Alton Brown Won A Peabody Award, But No One Knows Where It Is

Alton Brown was a bit late to the food world. The creator and host of Food Network's "Good Eats" had his sights set on a filmmaking career when he left the University of Georgia in 1985 (via New Georgia Encyclopedia). And he made his goals happen by producing commercials and music videos, including R.E.M.'s 1992 "Losing My Religion" (via Interestingly, he says the latter opportunity was "pivotal" in launching his entry into television.

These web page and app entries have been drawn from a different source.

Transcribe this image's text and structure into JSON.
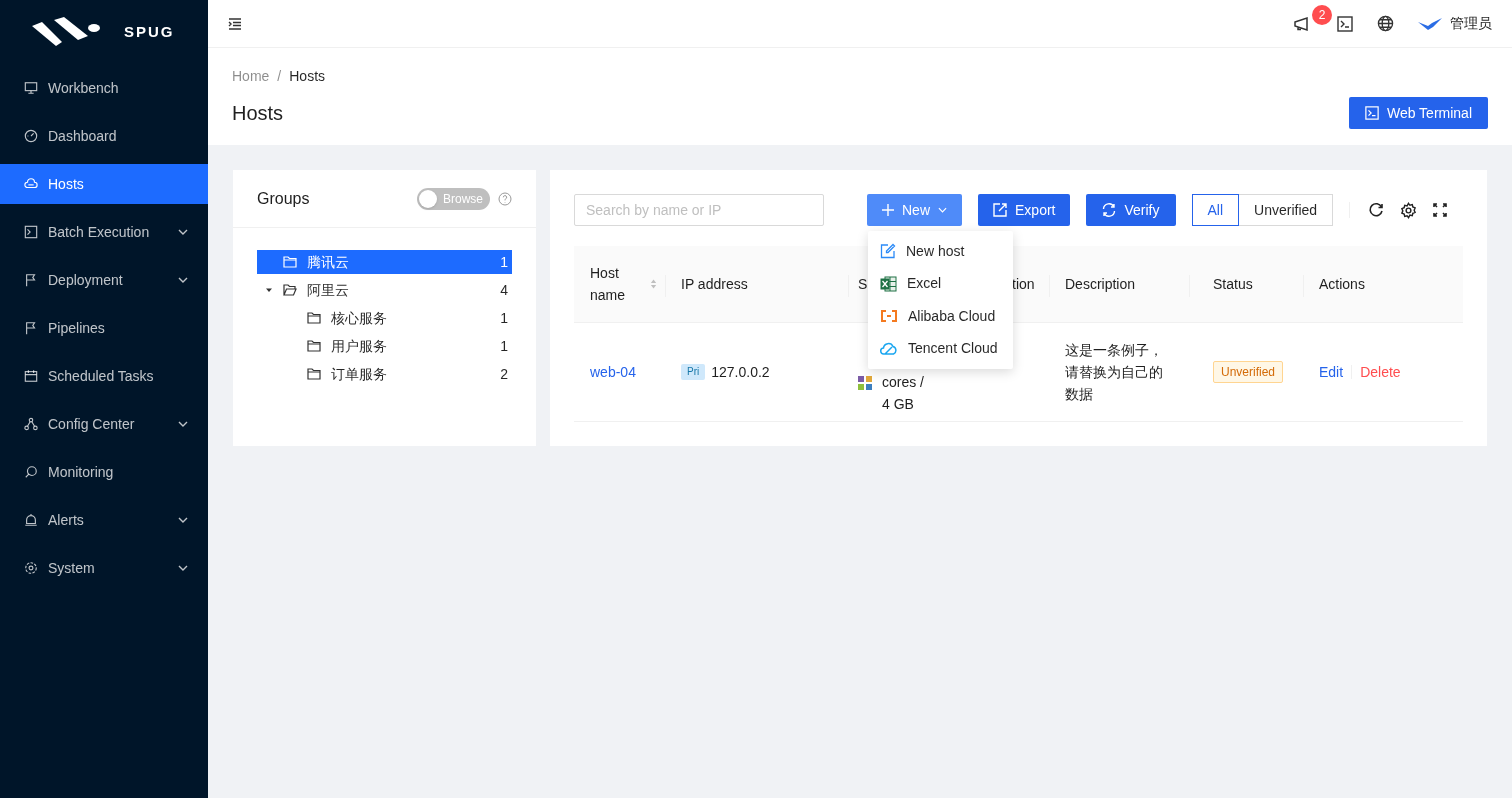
{
  "logo": {
    "text": "SPUG"
  },
  "sidebar": {
    "items": [
      {
        "label": "Workbench",
        "selected": false,
        "expandable": false
      },
      {
        "label": "Dashboard",
        "selected": false,
        "expandable": false
      },
      {
        "label": "Hosts",
        "selected": true,
        "expandable": false
      },
      {
        "label": "Batch Execution",
        "selected": false,
        "expandable": true
      },
      {
        "label": "Deployment",
        "selected": false,
        "expandable": true
      },
      {
        "label": "Pipelines",
        "selected": false,
        "expandable": false
      },
      {
        "label": "Scheduled Tasks",
        "selected": false,
        "expandable": false
      },
      {
        "label": "Config Center",
        "selected": false,
        "expandable": true
      },
      {
        "label": "Monitoring",
        "selected": false,
        "expandable": false
      },
      {
        "label": "Alerts",
        "selected": false,
        "expandable": true
      },
      {
        "label": "System",
        "selected": false,
        "expandable": true
      }
    ]
  },
  "topbar": {
    "notification_count": "2",
    "user": "管理员"
  },
  "breadcrumb": {
    "items": [
      "Home",
      "Hosts"
    ],
    "separator": "/"
  },
  "page_title": "Hosts",
  "web_terminal_button": "Web Terminal",
  "groups": {
    "title": "Groups",
    "browse_toggle": {
      "label": "Browse",
      "on": false
    },
    "tree": [
      {
        "label": "腾讯云",
        "count": "1",
        "selected": true
      },
      {
        "label": "阿里云",
        "count": "4",
        "selected": false,
        "expanded": true,
        "children": [
          {
            "label": "核心服务",
            "count": "1",
            "selected": false
          },
          {
            "label": "用户服务",
            "count": "1",
            "selected": false
          },
          {
            "label": "订单服务",
            "count": "2",
            "selected": false
          }
        ]
      }
    ]
  },
  "toolbar": {
    "search": {
      "placeholder": "Search by name or IP"
    },
    "new_button": "New",
    "export_button": "Export",
    "verify_button": "Verify",
    "filter_tabs": [
      {
        "label": "All",
        "selected": true
      },
      {
        "label": "Unverified",
        "selected": false
      }
    ]
  },
  "new_menu": [
    {
      "label": "New host",
      "kind": "edit"
    },
    {
      "label": "Excel",
      "kind": "excel"
    },
    {
      "label": "Alibaba Cloud",
      "kind": "alibaba"
    },
    {
      "label": "Tencent Cloud",
      "kind": "tencent"
    }
  ],
  "table": {
    "columns": [
      "Host name",
      "IP address",
      "S",
      "tion",
      "Description",
      "Status",
      "Actions"
    ],
    "rows": [
      {
        "host_name": "web-04",
        "ip_tag": "Pri",
        "ip": "127.0.0.2",
        "column_3": [
          "cores /",
          "4 GB"
        ],
        "description": "这是一条例子，请替换为自己的数据",
        "status": "Unverified",
        "actions": [
          "Edit",
          "Delete"
        ]
      }
    ]
  }
}
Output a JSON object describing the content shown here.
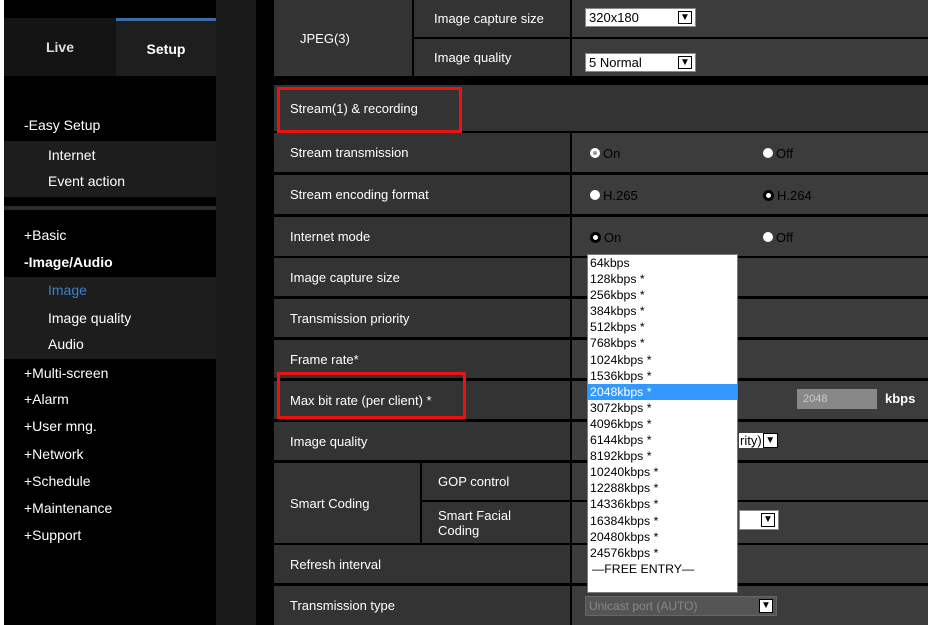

A fan of 1980s cooking shows — a pastime he picked up in college — Brown had one complaint: The presentation was boring. While he was studying filmmaking, he began to play around with boundary-pushing ways to add excitement to cooking shows. Back then, most of the top programs were straight-laced productions aired by PBS (via Taste of Home) with an occasional break-out personality like Frugal Gourmet's Jeff Smith bringing a bit of ad libbed schtick to the cooking lesson.

"I started thinking, 'What I'd like to do is create a cooking show that combines Julia Child with Monty Python with Mister Wizard.' I actually wrote that down on a piece of paper and set out to do it," Brown told in 2014. "I quit my job, quit my life — it was almost like witness relocation — and went to culinary school in Vermont."

He didn't know it then, but Brown had set course to earn a Peabody Award, one of the most prestigious television industry accolades (via The New York Times).

Alton Brown's Peabody Award is missing

With a degree from the New England Culinary Institute in Vermont — and a 10-year career in video production — Brown revisited ideas to bring new energy to cooking shows. He and his first wife DeAnna Collins collaborated on pilot episodes of "Good Eats." They combined Brown's quirky humor with cooking instruction and a little bit of food chemistry — like the fried turkey clip featured during his Peabody Award presentation. The Food Network picked up the show, the first episode aired in July 1999 (via New Georgia Encyclopedia), and the rest, as they say, is history.

In 2006, Brown was filming a miniseries, "Feasting on Asphalt," when he won the Peabody Award. While his colleagues attended the presentation ceremony, Brown submitted a video acceptance. For a minute, he shed his mad-scientist-turned-chef persona and noted he was "blown away" and acknowledged that, as a filmmaker first, he had long coveted the prestigious award. "It's extremely humbling to know that you're doing work that's thought of that highly," he said.

And then it went missing. Strangely, that coveted award was still sitting in the back of Brown's car in 2013 when it was stolen. So many questions: When did Brown actually get his hands on the 2006 award? Why was it still sitting in his car seven years later? While Brown acknowledges the award is missing, he hasn't commented on those lingering questions (via Food Network). The award may be gone, but Brown is still an award-winner.